:: Extracted entries
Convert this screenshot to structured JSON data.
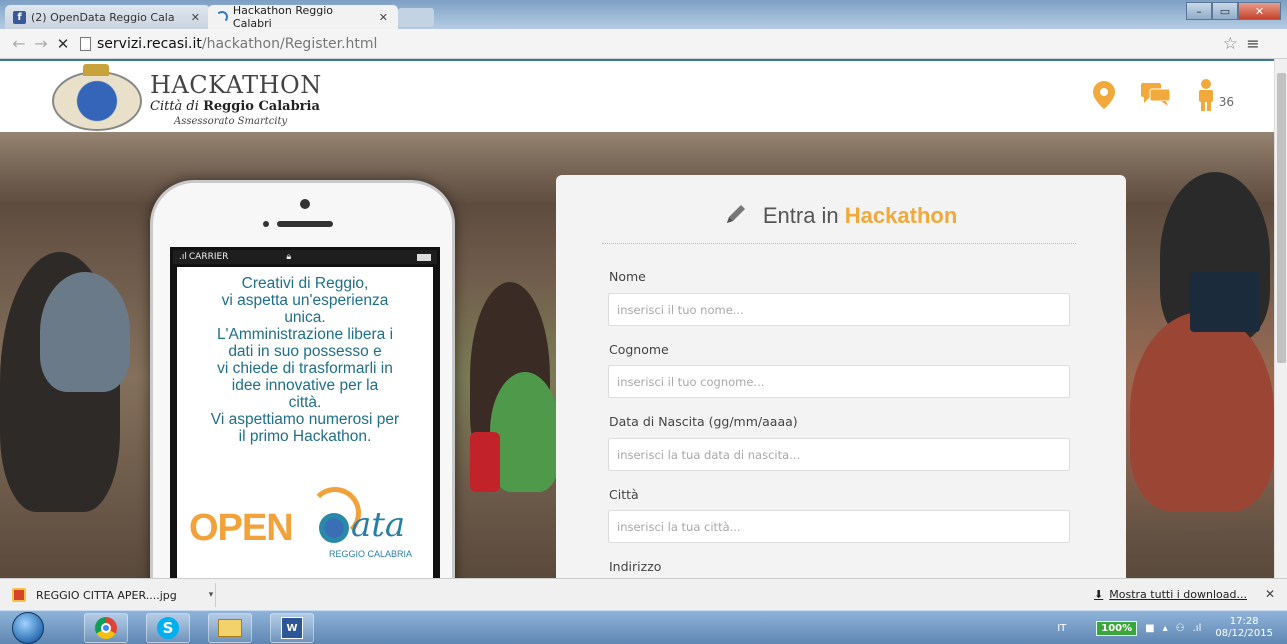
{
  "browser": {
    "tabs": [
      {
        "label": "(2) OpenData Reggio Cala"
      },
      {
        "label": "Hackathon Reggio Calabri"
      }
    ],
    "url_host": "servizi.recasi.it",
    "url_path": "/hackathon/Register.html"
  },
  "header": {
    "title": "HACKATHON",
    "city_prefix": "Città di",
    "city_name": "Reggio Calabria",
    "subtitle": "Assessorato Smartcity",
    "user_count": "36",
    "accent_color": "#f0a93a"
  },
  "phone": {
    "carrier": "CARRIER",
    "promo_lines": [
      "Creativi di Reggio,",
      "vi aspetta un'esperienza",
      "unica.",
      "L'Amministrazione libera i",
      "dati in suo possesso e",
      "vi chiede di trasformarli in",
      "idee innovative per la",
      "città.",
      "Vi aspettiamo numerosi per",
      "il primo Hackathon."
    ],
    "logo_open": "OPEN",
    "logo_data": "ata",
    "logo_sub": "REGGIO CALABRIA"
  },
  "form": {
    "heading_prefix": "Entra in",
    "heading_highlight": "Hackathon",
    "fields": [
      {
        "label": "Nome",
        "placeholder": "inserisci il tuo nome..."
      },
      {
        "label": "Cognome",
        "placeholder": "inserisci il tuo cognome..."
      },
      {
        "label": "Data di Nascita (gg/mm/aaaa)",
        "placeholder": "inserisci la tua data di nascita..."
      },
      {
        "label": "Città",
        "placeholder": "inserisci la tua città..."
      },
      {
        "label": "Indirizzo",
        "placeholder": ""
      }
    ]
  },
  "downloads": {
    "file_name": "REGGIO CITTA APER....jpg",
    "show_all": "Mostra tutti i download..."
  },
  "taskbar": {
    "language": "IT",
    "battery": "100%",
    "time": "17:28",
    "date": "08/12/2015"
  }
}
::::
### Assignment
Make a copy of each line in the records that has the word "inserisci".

### Solution
        "placeholder": "inserisci il tuo nome..."
        "placeholder": "inserisci il tuo cognome..."
        "placeholder": "inserisci la tua data di nascita..."
        "placeholder": "inserisci la tua città..."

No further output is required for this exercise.